- **Exercise prompt**
Output the listing below, keeping each line exactly as it stands.

- **Records for the task**

= Beginning of Section =

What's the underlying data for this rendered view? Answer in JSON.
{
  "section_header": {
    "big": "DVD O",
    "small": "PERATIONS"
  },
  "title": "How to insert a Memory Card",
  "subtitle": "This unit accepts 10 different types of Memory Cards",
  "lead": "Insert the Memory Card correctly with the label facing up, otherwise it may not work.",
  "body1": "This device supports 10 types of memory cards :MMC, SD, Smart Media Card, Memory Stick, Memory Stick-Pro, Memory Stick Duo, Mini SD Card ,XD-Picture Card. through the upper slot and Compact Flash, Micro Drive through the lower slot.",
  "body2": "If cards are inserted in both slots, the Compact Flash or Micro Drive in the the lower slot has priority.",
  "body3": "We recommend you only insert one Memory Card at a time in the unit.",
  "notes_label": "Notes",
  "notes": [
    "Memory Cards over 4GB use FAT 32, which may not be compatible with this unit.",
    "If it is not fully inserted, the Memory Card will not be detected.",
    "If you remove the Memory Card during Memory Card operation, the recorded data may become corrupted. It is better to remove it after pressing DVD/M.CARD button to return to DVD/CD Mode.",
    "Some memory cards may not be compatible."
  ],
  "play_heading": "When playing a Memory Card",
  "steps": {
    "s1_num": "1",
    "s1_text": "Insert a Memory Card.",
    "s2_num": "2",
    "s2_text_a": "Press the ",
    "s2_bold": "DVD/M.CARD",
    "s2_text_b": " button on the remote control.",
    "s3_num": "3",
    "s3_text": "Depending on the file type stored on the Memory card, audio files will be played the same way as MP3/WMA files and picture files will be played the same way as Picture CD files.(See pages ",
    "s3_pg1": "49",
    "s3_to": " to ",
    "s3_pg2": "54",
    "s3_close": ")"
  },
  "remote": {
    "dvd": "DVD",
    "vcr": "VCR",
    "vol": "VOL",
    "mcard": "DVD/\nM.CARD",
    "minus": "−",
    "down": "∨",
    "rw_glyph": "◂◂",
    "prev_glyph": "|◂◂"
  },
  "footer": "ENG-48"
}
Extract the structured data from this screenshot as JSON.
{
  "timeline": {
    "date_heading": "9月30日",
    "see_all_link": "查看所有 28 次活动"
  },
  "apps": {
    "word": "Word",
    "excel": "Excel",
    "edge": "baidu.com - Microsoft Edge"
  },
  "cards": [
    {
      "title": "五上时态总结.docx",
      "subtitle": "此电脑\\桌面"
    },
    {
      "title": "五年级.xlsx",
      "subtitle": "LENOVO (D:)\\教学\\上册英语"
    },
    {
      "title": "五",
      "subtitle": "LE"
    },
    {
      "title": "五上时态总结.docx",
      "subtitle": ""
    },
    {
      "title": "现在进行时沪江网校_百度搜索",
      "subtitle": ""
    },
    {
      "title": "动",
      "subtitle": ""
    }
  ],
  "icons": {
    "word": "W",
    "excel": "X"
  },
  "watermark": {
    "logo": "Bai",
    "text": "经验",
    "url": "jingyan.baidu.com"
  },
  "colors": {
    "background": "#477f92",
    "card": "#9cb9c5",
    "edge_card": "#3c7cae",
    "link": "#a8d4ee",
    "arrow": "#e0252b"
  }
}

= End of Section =

- **Task answer**
What's the underlying data for this rendered view? Answer in JSON.
{
  "section_header": {
    "big": "DVD O",
    "small": "PERATIONS"
  },
  "title": "How to insert a Memory Card",
  "subtitle": "This unit accepts 10 different types of Memory Cards",
  "lead": "Insert the Memory Card correctly with the label facing up, otherwise it may not work.",
  "body1": "This device supports 10 types of memory cards :MMC, SD, Smart Media Card, Memory Stick, Memory Stick-Pro, Memory Stick Duo, Mini SD Card ,XD-Picture Card. through the upper slot and Compact Flash, Micro Drive through the lower slot.",
  "body2": "If cards are inserted in both slots, the Compact Flash or Micro Drive in the the lower slot has priority.",
  "body3": "We recommend you only insert one Memory Card at a time in the unit.",
  "notes_label": "Notes",
  "notes": [
    "Memory Cards over 4GB use FAT 32, which may not be compatible with this unit.",
    "If it is not fully inserted, the Memory Card will not be detected.",
    "If you remove the Memory Card during Memory Card operation, the recorded data may become corrupted. It is better to remove it after pressing DVD/M.CARD button to return to DVD/CD Mode.",
    "Some memory cards may not be compatible."
  ],
  "play_heading": "When playing a Memory Card",
  "steps": {
    "s1_num": "1",
    "s1_text": "Insert a Memory Card.",
    "s2_num": "2",
    "s2_text_a": "Press the ",
    "s2_bold": "DVD/M.CARD",
    "s2_text_b": " button on the remote control.",
    "s3_num": "3",
    "s3_text": "Depending on the file type stored on the Memory card, audio files will be played the same way as MP3/WMA files and picture files will be played the same way as Picture CD files.(See pages ",
    "s3_pg1": "49",
    "s3_to": " to ",
    "s3_pg2": "54",
    "s3_close": ")"
  },
  "remote": {
    "dvd": "DVD",
    "vcr": "VCR",
    "vol": "VOL",
    "mcard": "DVD/\nM.CARD",
    "minus": "−",
    "down": "∨",
    "rw_glyph": "◂◂",
    "prev_glyph": "|◂◂"
  },
  "footer": "ENG-48"
}
Extract the structured data from this screenshot as JSON.
{
  "timeline": {
    "date_heading": "9月30日",
    "see_all_link": "查看所有 28 次活动"
  },
  "apps": {
    "word": "Word",
    "excel": "Excel",
    "edge": "baidu.com - Microsoft Edge"
  },
  "cards": [
    {
      "title": "五上时态总结.docx",
      "subtitle": "此电脑\\桌面"
    },
    {
      "title": "五年级.xlsx",
      "subtitle": "LENOVO (D:)\\教学\\上册英语"
    },
    {
      "title": "五",
      "subtitle": "LE"
    },
    {
      "title": "五上时态总结.docx",
      "subtitle": ""
    },
    {
      "title": "现在进行时沪江网校_百度搜索",
      "subtitle": ""
    },
    {
      "title": "动",
      "subtitle": ""
    }
  ],
  "icons": {
    "word": "W",
    "excel": "X"
  },
  "watermark": {
    "logo": "Bai",
    "text": "经验",
    "url": "jingyan.baidu.com"
  },
  "colors": {
    "background": "#477f92",
    "card": "#9cb9c5",
    "edge_card": "#3c7cae",
    "link": "#a8d4ee",
    "arrow": "#e0252b"
  }
}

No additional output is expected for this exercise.